Segment Start: Task material

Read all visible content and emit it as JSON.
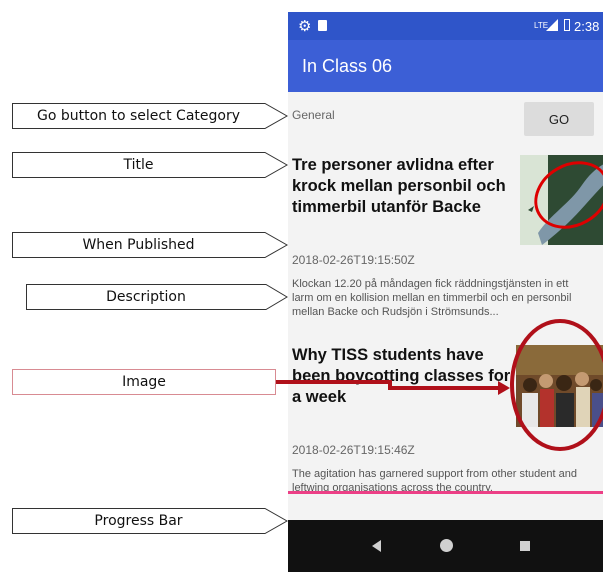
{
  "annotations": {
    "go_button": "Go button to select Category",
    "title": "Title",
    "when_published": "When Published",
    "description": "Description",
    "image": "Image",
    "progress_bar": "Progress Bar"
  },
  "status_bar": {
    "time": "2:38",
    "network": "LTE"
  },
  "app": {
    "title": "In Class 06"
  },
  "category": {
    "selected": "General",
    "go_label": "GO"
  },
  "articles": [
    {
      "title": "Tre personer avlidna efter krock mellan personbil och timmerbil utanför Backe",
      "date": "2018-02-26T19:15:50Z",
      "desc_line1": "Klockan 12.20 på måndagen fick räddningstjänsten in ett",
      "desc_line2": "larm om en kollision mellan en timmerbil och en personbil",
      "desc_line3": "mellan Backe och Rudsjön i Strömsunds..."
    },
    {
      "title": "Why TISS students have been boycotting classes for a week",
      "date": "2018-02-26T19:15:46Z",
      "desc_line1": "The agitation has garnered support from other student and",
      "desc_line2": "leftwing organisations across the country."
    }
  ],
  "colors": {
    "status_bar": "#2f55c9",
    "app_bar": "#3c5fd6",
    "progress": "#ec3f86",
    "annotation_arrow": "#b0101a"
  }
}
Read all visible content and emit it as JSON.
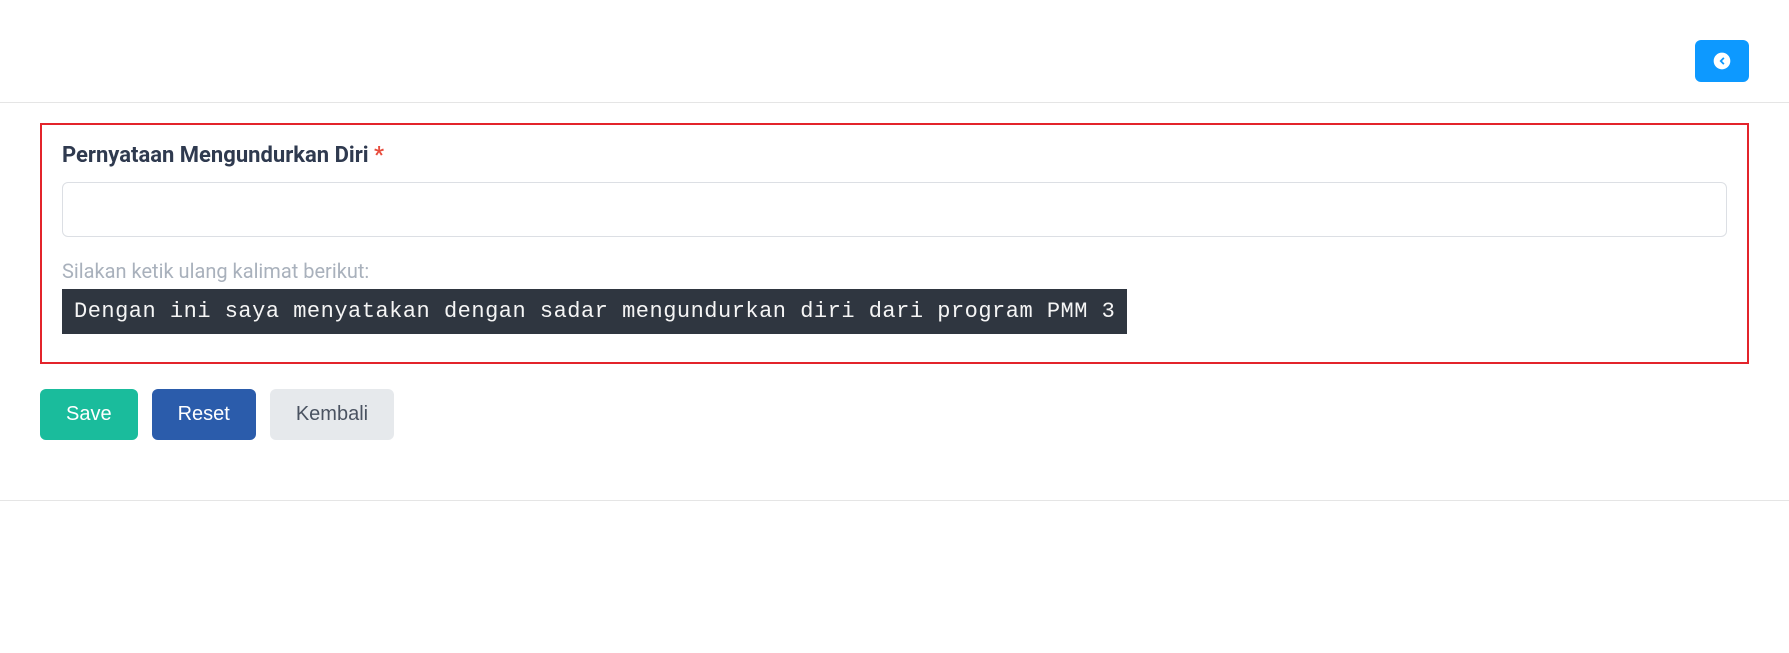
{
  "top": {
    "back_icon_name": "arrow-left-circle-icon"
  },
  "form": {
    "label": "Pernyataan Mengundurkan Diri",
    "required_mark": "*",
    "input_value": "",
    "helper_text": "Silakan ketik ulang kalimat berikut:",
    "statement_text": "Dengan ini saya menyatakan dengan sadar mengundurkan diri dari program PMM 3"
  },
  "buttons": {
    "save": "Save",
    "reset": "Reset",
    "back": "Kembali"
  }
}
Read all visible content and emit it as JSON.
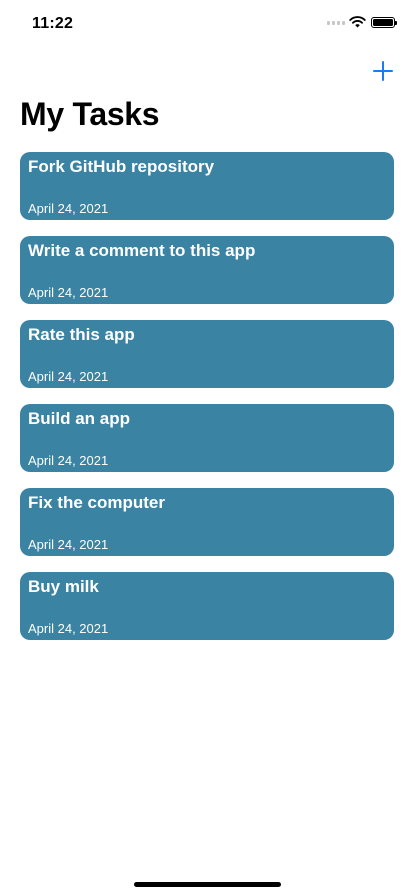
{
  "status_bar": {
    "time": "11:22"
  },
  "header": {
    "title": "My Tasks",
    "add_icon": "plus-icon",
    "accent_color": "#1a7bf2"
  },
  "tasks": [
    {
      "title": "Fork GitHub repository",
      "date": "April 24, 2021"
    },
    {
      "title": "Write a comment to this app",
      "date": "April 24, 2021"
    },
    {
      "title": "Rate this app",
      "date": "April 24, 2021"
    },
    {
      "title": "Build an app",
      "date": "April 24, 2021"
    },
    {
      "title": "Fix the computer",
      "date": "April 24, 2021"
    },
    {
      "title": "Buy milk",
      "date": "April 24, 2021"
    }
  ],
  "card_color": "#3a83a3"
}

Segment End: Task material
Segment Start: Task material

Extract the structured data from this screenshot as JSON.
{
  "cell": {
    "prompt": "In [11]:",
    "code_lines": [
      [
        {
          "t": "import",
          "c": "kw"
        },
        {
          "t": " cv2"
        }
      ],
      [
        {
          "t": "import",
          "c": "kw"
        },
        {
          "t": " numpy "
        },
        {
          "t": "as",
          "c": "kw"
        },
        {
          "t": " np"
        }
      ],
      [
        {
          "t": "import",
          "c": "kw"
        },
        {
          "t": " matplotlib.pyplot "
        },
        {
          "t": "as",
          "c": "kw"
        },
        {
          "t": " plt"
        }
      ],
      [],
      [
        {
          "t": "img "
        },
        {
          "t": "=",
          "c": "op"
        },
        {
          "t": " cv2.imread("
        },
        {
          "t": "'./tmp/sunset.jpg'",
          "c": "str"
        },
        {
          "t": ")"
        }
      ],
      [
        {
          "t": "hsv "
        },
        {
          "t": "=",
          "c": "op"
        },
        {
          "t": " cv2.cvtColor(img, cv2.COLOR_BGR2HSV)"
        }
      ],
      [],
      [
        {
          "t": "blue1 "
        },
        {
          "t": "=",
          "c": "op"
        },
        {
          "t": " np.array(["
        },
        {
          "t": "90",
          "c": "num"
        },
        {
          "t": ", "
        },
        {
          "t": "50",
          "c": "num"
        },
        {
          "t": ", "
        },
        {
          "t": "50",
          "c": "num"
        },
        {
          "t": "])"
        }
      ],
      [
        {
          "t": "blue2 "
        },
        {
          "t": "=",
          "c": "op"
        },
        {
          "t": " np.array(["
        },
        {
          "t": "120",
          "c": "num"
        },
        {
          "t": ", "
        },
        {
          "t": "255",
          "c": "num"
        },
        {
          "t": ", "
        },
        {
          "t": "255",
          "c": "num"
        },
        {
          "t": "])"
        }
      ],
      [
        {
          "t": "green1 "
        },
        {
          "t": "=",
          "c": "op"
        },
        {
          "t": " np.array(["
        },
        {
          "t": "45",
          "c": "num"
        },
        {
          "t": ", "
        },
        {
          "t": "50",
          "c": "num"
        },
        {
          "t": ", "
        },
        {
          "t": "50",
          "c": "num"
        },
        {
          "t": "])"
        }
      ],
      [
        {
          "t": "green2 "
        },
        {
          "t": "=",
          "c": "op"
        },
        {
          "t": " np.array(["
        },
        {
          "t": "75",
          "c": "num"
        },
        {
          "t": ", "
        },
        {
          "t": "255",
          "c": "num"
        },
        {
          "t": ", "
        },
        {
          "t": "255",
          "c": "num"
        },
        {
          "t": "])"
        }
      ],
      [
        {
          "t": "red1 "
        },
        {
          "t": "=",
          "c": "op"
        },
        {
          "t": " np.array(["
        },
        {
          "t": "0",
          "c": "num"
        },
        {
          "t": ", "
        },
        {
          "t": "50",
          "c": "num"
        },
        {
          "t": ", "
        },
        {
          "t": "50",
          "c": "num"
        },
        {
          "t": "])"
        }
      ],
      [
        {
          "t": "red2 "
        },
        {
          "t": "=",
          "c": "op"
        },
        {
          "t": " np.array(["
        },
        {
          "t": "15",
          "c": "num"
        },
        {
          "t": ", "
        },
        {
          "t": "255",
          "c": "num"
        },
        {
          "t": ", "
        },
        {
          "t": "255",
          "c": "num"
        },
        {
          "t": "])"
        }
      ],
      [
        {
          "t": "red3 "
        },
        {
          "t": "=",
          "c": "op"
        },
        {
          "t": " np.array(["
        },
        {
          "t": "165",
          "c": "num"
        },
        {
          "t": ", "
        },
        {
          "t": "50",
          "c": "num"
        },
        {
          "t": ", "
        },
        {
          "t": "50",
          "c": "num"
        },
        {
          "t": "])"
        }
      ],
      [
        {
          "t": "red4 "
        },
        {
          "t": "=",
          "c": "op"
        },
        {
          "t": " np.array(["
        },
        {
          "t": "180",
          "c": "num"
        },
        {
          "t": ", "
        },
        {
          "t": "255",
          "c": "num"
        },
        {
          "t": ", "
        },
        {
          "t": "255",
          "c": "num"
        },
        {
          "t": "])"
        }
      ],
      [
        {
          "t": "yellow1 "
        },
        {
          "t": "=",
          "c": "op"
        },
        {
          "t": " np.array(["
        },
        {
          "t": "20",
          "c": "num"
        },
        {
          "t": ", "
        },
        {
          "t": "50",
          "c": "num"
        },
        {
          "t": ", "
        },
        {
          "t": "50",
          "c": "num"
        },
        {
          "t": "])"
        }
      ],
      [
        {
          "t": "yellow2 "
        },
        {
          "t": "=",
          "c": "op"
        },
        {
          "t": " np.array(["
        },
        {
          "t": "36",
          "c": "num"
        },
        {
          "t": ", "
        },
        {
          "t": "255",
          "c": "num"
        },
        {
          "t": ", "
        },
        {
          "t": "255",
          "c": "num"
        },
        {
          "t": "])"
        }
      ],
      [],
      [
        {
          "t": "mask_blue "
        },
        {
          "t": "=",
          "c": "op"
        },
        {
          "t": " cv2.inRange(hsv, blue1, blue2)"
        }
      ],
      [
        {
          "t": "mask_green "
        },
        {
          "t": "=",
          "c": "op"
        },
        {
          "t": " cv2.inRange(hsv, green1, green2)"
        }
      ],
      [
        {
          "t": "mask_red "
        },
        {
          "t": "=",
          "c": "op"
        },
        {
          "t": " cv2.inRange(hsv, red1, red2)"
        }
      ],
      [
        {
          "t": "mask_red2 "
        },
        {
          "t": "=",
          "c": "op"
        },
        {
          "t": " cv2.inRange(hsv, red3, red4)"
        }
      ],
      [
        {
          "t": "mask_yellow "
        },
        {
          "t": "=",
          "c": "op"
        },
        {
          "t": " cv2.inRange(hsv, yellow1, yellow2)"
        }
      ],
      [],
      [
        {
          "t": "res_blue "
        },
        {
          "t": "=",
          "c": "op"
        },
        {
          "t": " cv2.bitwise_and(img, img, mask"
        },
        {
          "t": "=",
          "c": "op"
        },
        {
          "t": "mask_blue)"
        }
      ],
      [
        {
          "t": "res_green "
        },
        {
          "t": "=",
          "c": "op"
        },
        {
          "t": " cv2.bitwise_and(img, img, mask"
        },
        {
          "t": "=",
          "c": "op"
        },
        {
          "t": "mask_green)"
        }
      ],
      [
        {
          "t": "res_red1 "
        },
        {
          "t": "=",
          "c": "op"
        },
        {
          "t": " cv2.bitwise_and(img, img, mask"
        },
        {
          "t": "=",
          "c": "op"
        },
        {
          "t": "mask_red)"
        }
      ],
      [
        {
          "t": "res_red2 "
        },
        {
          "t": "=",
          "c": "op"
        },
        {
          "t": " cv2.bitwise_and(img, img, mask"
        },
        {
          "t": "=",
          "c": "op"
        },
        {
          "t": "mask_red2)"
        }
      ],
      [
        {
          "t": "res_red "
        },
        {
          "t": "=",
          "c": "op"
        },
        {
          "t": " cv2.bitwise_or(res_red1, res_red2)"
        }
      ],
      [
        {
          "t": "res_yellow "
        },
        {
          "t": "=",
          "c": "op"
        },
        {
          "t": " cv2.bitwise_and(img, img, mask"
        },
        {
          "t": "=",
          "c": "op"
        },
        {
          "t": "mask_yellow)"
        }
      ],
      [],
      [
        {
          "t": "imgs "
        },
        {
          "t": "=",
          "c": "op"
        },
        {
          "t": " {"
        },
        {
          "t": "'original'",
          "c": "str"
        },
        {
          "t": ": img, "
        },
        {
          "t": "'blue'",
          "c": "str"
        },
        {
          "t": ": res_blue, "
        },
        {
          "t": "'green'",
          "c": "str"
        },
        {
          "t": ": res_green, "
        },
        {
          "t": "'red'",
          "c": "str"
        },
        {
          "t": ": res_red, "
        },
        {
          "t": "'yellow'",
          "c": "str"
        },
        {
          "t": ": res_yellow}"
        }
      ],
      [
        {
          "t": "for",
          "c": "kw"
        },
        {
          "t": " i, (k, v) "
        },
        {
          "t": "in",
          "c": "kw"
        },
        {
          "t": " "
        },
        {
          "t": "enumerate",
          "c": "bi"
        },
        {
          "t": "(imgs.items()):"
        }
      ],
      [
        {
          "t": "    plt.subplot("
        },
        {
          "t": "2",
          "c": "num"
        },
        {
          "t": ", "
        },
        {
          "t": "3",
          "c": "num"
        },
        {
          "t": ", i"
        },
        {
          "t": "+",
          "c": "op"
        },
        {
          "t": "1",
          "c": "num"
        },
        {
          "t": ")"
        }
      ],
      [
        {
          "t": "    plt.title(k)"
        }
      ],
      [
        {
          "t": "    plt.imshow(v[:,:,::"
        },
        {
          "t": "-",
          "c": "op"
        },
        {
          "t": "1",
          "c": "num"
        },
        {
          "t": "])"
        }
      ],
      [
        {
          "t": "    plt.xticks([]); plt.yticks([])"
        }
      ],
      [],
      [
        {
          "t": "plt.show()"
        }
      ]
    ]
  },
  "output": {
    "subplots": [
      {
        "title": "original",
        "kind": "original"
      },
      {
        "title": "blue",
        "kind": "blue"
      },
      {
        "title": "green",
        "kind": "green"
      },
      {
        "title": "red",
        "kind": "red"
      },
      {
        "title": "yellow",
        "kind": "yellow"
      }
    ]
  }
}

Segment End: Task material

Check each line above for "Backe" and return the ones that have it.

Final answer →
      "title": "Tre personer avlidna efter krock mellan personbil och timmerbil utanför Backe",
      "desc_line3": "mellan Backe och Rudsjön i Strömsunds..."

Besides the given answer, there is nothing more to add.